• Sugar can increase kidney size and produce pathological changes in the kidney.
• Sugar can cause depression.
• Sugar can increase the body's fluid retention.
• Sugar can cause hormonal imbalance.
• Sugar can cause hypertension.
• Sugar can cause headaches, including migraines.
• Sugar can cause an increase in delta, alpha and theta brain waves, which can alter the mind's ability to think clearly.
• Sugar can increase blood platelet adhesiveness which increases risk of blood clots and strokes.
• Sugar can increase insulin responses in those consuming high-sugar diets compared to low sugar diets.
• Sugar increases bacterial fermentation in the colon.

Sugar and cancer:
• Of the over 4 million cancer patients being treated in the U.S. today, almost none are offered any scientifically guided nutrition therapy other than being told to "just eat good foods." Many cancer patients would have a major improvement in their conditions if they controlled the supply of cancer's preferred fuel: GLUCOSE. By slowing the cancer's growth, patients make it possible for their immune systems to catch up to the disease. Controlling one's blood-glucose levels through diet, exercise, supplements, meditation and prescription drugs - when necessary - can be one of the most crucial components to a cancer treatment program. The saying "Sugar feeds cancer" is simple. The explanation is a little more involved.
• German Otto Warburg, Ph.D., the 1931 Nobel laureate in medicine, first discovered that cancer cells have a fundamentally different energy metabolism compared to healthy cells.
• The gist of his Nobel thesis was this: malignant tumors frequently exhibit an increase in "anaerobic glycolysis" - a process whereby glucose is used by cancer cells as a fuel with lactic acid as an anaerobic by-product - compared to normal tissues.
• The large amount of lactic acid produced by this fermentation of glucose from the cancer cells is then transported to the liver. This conversion of glucose to lactate creates a lower, more acidic PH in cancerous tissues as well as overall physical fatigue from lactic acid build-up. Therefore, larger tumors tend to exhibit a more acidic PH.
Hence, cancer therapies should attempt to regulate blood-glucose levels through diet, supplements, exercise, medication when necessary, gradual weight loss and stress reduction. Since cancer cells derive most of their energy from anaerobic glycolysis, the goal is not to eliminate sugars or carbohydrates entirely from the diet but rather to control blood-glucose within a narrow range to help starve the cancer cells and boost immune function.

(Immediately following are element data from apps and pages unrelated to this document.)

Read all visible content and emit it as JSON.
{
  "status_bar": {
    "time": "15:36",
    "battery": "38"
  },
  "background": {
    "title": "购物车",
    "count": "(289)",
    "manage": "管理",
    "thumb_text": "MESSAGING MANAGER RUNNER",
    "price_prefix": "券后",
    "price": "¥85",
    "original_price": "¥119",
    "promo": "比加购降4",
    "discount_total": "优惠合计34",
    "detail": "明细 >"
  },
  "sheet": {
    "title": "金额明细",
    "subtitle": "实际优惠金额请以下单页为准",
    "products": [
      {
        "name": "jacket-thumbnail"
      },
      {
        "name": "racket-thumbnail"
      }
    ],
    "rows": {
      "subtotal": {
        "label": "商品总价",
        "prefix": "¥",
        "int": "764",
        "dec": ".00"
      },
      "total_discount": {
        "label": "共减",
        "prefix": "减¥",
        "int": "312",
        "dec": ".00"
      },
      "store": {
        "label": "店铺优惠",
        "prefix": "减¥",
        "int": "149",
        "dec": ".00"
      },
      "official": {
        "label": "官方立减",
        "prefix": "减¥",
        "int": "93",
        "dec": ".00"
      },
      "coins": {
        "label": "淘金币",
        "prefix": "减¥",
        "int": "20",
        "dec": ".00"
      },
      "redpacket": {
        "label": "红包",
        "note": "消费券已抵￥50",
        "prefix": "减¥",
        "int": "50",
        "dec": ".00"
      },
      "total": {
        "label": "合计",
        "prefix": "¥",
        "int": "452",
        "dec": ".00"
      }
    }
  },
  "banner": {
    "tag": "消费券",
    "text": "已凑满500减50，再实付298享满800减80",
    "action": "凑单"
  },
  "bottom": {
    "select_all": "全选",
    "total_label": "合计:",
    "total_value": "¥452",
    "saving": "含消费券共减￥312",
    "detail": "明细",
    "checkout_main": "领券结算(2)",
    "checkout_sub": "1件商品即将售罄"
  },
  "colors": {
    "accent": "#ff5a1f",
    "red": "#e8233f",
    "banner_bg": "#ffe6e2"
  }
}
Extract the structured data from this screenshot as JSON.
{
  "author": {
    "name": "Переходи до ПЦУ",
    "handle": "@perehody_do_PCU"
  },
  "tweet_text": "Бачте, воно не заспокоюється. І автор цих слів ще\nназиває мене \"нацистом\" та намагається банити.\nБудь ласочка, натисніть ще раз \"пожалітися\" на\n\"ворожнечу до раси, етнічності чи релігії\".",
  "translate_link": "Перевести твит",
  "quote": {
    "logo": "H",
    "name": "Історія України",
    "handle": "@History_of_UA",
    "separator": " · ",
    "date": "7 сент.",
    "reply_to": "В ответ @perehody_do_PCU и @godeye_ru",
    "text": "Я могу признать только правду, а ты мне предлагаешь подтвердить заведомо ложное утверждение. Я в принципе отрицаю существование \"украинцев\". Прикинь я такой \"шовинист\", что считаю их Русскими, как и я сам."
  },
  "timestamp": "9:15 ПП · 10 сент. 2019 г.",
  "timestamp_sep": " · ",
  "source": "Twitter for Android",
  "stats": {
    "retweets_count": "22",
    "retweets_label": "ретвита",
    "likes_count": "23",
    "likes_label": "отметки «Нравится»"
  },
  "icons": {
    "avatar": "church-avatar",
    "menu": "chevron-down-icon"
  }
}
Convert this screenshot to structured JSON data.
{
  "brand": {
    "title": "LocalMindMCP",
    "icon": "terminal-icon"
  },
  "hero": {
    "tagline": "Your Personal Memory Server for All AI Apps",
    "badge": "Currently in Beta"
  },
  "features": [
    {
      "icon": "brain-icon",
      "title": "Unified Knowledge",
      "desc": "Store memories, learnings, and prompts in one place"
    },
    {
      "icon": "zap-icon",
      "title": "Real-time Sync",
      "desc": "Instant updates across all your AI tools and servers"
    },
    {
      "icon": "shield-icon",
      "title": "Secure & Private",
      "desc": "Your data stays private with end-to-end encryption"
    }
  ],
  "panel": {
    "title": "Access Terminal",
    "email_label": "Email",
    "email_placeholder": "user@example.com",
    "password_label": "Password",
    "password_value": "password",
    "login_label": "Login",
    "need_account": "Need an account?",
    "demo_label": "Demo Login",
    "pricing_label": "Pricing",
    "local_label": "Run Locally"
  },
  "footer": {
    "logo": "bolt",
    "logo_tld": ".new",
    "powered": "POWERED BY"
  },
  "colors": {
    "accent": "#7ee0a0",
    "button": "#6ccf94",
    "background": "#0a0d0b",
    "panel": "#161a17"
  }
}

References:

(1) Warburg O. On the origin of cancer cells. Science 1956 Feb;123:309-14.
(2) Volk T, et al. pH in human tumor xenografts: effect of intravenous administration of glucose. Br J Cancer 1993 Sep;68(3):492-500.
(3) Digirolamo M. Diet and cancer: markers, prevention and treatment. New York: Plenum Press; 1994. p 203.
(4). Leeper DB, et al. Effect of i.v. glucose versus combined i.v. plus oral glucose on human tumor extracellular pH for potential sensitization to thermoradiotherapy. Int J Hyperthermia 1998 May-Jun;14(3):257-69.
http://www.healingdaily.com/detoxifi...diet/sugar.htm

silivrentoliel
03-15-13, 10:00 AM
I can't properly respond to this from work, but good info! More once I get home...

Candlewax
07-21-13, 08:17 AM
check out potatoes not prozac by Kathleen DesMaisons, it's about sugar addiction and how to get out of it.